Publication Type: Peer Reviewed Journal
Publication Acceptance Date: May 25, 2001
Publication Date: N/A
Interpretive Summary: Sarcocystis neurona and Toxoplasma gondii are single celled parasites of animals. The former is transmitted via infected feces of opossums and the latter by cats. Both parasites are widely distributed in the Americas. Scientists at the Beltsville Agricultural Research Center and Virginia Tech; Blacksburg report dual infection by these parasites causing encephalitis in a sea otter. Results indicate contamination of sea water by these organisms. The results will be of use to parasitologists, veterinarians and wildlife biologists.
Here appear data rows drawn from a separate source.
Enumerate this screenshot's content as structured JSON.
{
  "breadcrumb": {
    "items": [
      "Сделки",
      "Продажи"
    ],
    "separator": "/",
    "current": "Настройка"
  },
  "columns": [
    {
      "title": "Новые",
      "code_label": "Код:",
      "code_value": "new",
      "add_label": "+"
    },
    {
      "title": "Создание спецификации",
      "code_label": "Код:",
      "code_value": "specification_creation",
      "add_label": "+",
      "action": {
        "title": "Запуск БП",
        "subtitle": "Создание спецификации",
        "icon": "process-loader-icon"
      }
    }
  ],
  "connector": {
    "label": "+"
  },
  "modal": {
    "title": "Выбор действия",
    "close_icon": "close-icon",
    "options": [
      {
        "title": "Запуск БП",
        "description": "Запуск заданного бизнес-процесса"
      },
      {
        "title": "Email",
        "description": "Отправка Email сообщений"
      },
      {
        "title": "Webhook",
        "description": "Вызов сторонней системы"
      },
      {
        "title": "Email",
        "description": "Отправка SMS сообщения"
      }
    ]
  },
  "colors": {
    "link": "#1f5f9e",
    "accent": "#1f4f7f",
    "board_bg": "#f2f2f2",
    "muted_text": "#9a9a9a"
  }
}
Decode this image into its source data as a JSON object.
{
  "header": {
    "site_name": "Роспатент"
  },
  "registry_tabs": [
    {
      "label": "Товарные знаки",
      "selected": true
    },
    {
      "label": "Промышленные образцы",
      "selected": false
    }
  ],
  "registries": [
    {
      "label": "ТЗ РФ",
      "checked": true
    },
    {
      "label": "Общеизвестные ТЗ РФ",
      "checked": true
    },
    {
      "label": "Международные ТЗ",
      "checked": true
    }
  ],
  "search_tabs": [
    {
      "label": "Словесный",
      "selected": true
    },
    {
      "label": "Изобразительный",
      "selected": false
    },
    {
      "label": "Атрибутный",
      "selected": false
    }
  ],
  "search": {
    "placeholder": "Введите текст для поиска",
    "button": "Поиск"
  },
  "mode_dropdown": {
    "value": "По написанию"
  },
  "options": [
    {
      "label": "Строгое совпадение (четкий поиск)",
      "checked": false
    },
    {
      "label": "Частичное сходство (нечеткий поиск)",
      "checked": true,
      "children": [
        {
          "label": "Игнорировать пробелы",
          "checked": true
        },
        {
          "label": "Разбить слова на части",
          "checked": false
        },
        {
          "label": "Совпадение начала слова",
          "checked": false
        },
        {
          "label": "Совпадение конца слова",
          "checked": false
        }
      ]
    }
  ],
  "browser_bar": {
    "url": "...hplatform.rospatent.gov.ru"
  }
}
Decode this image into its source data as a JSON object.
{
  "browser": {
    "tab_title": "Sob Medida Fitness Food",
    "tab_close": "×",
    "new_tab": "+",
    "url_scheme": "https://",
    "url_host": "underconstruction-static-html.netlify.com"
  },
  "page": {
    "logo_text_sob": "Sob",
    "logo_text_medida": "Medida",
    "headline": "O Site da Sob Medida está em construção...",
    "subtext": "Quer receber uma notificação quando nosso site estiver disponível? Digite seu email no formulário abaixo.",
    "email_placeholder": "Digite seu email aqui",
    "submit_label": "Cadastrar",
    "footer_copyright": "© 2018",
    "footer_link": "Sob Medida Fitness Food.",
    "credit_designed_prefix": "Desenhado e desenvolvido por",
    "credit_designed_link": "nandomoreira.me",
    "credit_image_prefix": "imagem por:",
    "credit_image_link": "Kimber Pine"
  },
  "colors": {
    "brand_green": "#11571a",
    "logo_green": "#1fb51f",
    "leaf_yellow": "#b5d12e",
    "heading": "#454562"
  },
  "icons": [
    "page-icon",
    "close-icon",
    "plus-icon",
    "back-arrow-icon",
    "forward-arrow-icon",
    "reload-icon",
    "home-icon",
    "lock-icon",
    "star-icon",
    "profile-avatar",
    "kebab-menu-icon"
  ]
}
Dual Sarcocystis neurona and Toxoplasma gondii infection was observed in a Northern sea otter from Washington, USA. The animal was found stranded, convulsed, and died shortly thereafter. Encephalitis caused by both S. neurona and T. gondii was demonstrated in histological sections of brain stained with parasite specific antisera. The lesions induced by T. gondii suggested that the sea otter was suffering from reactivated toxoplasmosis. Toxoplasma gondii was isolated in mice inoculated with brain tissue. A cat that was fed infected mouse brain tissue excreted T. gondii oocysts which were infective for mice. PCR of brain tissue from the sea otter using primer pairsJNB33/JNB54 resulted in amplification of a 1,100 bp product. This PCR product was cut in to 884 and 216 bp products by Dra I but was not cut by Hinf I indicating that it was S. neurona. No PCR product was detected in the brain of a sea otter which had no lesions of encephalitis.